We've made it easy to get your Net Promoter Score. To start, you will need the total responses for each score, or you can just tell us the total promoters, passives and detractors.
What does your NPS mean? It is a measurement of customer loyalty, loyal customers spend more, say great things about your brand and stay longer. To get a better handle on collecting feedback, responding to it, and improving your NPS check out our Feedback solution.
To manually calculate NPS you want to follow this formula. Remember promoters score 9-10 they are your happy customers who are shouting your praises, neutrals are 7-8 and are taken out of the equation: they are people who are satisfied by your product but aren’t singing your praises just yet. They are also more likely to jump ship to a competitor. Detractors score 0-6, these are the customers who aren’t happy at all. They may say negative things about your company to others, and could damage your brand.
For example if you have the following list of NPS responses to the question “How likely is it that you would recommend our company / product / service to a friend or colleague?” with answers given on a 1-10 scale:
9, 7, 10, 3, 9, 8, 10, 2, 9, 10
You would take the number of promoters (9-10) and minus the number of detractors (0-6):
6 - 2 = 4
Then divide it by the total number of responses:
4 ÷ 10 = 0.4
And times by 100:
0.4 x 100 = 40
There you have it. Your Net Promoter Score is 40.
Interpreting your NPS score requires context. What makes a good score depends on your industry, your competitors and your own track record. First of all, we recommend looking at your specific industry’s benchmarks, if you’re sitting near those benchmarks you're off to a good start. Next it’s worth doing competitive analysis, rate your scores alongside your closest competitors. Don’t forget to keep track of your score trends over time as well. A score of 20 might be great if you were at 0 last year, but if you’re trending down it could be time to worry. For a more in depth introduction to NPS you can check our blog on the subject here.

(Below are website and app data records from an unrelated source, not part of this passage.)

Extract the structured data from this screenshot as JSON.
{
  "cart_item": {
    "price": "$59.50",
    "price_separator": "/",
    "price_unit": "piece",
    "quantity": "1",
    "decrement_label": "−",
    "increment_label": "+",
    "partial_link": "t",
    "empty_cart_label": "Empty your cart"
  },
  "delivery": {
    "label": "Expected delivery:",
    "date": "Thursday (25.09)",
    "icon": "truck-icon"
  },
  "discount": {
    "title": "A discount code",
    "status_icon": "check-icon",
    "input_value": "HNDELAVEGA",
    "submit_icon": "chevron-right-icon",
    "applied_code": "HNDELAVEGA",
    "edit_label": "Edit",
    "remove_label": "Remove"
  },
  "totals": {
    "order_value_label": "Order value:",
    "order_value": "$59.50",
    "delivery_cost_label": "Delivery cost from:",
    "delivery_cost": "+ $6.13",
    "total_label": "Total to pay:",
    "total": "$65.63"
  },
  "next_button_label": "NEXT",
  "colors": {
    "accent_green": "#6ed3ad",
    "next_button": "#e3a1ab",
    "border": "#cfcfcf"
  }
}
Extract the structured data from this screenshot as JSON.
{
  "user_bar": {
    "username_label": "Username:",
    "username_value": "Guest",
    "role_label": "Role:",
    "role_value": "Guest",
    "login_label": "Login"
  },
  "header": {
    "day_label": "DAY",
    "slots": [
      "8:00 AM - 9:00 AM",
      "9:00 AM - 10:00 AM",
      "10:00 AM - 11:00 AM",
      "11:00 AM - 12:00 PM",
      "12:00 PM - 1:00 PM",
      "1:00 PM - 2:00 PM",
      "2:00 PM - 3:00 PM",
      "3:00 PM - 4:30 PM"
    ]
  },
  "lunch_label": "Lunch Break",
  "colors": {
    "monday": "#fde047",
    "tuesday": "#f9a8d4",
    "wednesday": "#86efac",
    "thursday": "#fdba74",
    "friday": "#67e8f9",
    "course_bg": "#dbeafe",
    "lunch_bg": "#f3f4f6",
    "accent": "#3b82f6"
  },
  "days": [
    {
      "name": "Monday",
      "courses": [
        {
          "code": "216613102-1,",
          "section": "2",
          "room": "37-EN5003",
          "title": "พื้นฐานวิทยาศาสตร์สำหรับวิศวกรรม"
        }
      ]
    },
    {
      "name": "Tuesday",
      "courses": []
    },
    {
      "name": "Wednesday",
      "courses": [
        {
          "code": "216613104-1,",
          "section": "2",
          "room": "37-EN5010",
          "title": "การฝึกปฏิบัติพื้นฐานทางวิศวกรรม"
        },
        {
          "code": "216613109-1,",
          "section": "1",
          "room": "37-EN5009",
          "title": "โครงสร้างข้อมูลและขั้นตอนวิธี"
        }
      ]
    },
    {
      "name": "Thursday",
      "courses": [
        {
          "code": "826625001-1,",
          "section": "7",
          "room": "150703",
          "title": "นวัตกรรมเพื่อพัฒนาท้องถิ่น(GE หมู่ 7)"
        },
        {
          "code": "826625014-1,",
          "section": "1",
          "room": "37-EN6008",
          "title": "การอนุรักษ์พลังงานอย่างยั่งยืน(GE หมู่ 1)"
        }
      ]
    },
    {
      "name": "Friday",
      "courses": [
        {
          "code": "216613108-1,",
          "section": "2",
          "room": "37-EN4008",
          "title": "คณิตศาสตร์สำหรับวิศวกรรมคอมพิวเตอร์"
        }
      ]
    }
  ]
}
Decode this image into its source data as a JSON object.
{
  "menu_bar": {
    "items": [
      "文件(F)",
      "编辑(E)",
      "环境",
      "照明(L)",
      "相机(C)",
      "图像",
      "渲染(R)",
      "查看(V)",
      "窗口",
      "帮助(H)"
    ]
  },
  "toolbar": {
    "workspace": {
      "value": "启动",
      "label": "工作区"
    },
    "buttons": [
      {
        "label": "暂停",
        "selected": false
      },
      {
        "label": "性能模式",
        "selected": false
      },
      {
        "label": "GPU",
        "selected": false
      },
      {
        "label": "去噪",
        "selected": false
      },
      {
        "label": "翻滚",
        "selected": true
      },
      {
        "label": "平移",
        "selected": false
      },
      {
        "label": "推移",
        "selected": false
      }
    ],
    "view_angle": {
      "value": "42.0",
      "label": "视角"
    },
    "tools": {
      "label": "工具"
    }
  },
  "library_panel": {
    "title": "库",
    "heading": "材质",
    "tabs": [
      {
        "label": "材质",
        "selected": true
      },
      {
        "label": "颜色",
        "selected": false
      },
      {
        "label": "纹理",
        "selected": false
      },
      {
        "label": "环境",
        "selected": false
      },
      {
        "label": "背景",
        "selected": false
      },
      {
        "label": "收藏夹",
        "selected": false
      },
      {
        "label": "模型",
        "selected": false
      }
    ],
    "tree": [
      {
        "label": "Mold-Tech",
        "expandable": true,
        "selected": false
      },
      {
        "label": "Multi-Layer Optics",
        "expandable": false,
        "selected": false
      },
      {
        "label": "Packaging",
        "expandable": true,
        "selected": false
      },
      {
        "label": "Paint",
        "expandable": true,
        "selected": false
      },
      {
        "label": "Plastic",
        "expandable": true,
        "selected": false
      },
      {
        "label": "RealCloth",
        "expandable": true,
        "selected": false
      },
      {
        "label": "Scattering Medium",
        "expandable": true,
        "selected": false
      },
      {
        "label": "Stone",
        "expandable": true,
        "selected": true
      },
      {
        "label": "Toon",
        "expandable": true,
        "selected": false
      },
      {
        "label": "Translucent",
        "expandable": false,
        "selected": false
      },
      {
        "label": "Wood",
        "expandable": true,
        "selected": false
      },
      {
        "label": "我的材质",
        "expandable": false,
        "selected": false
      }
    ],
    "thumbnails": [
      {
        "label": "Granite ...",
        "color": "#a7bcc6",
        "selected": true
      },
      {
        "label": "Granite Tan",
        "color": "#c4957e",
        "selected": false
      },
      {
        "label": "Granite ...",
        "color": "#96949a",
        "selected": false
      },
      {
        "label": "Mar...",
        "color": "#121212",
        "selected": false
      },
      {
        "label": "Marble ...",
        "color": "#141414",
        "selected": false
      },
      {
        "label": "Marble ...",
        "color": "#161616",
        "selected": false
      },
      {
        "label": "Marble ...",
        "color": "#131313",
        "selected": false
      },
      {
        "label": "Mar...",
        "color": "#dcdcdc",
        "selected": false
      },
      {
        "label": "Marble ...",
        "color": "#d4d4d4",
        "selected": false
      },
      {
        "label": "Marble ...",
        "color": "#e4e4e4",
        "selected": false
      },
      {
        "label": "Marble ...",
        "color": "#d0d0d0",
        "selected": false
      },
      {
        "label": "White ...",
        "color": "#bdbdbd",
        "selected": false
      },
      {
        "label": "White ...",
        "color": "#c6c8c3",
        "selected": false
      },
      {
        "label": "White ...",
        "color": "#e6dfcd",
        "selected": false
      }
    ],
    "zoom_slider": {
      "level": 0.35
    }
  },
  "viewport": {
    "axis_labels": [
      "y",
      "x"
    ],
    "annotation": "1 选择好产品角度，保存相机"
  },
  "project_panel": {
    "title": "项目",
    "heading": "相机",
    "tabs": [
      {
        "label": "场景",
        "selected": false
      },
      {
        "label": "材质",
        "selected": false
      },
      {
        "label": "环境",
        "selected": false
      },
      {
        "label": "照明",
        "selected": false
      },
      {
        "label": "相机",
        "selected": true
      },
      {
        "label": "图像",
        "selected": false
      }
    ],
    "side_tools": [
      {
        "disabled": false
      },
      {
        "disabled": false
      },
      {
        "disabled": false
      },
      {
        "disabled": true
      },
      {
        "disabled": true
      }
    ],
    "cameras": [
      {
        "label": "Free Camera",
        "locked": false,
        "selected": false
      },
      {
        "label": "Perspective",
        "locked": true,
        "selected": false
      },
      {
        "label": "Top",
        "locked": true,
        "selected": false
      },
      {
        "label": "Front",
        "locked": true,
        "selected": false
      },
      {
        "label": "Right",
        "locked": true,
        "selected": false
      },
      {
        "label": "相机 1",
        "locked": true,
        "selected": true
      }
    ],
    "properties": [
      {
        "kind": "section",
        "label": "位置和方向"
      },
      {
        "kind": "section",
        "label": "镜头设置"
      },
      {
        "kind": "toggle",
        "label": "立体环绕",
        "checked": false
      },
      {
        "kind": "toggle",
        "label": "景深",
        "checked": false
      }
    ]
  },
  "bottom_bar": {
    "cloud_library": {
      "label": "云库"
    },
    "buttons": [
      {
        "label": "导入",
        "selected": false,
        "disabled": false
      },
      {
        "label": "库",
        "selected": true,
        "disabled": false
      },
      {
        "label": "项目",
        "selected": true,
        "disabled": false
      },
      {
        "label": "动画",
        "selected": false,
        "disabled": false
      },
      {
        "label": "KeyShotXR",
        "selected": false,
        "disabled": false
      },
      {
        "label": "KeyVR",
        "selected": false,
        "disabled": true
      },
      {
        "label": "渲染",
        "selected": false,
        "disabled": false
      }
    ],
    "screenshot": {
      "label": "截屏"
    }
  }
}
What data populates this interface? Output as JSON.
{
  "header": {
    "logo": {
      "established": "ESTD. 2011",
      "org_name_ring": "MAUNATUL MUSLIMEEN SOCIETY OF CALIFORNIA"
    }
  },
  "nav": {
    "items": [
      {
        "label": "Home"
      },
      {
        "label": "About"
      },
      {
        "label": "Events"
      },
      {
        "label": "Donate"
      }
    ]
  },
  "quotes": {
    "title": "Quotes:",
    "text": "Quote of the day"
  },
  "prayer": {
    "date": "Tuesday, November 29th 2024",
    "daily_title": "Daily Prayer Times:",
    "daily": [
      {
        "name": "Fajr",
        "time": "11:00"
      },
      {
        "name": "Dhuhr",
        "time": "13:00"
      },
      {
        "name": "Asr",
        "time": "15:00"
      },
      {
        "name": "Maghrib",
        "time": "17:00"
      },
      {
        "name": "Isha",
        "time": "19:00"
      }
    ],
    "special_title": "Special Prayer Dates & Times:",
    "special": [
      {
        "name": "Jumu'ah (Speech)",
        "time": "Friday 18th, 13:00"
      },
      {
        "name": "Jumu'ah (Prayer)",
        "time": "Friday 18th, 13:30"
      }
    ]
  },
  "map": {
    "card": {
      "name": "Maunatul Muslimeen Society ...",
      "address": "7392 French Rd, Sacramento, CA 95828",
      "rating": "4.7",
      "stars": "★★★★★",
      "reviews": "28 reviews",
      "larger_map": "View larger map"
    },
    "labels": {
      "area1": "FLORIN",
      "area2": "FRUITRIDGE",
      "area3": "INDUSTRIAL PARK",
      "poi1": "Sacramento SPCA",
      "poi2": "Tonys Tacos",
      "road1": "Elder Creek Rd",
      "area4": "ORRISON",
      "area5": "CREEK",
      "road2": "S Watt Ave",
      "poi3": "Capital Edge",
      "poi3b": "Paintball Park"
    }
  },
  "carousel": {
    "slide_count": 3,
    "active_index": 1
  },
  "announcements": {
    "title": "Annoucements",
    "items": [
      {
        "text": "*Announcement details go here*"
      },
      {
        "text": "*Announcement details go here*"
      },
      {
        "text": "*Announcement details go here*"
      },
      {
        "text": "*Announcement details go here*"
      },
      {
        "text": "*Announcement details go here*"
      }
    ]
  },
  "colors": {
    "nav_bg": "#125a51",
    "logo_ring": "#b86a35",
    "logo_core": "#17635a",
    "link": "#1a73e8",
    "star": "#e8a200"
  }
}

Net Promoter Score is a great snapshot of customer satisfaction. It is incredibly useful for benchmarking the quality of your customer service against competitors and your wider industry. It’s not the only feedback you should be gathering from your customers, but consider it a great jumping off point for developing a more advanced customer success strategy. Ideally you should combine your NPS survey with well thought out follow up questions, and calls to action for your customer service team. That way you can fix issues, and duplicate your promoters. Check out AskNicely's Feedback tool for help.
Technically, anything above a 0 means you have more supporters than detractors, and is widely considered good. That said, the answer to the common question “what is a good NPS Score” is not that straight forward. As mentioned above it depends largely on the context your business exists in, your industry benchmarks, your competitors etc.
We’re so glad you asked. Take it from our latest benchmark study, “Brands that embrace a modern, advanced NPS process are more than twice as likely to achieve over 50% annual growth and net-negative churn.” Benchmarking NPS can help you drive your customer satisfaction strategy and maintain a competitive edge through customer loyalty.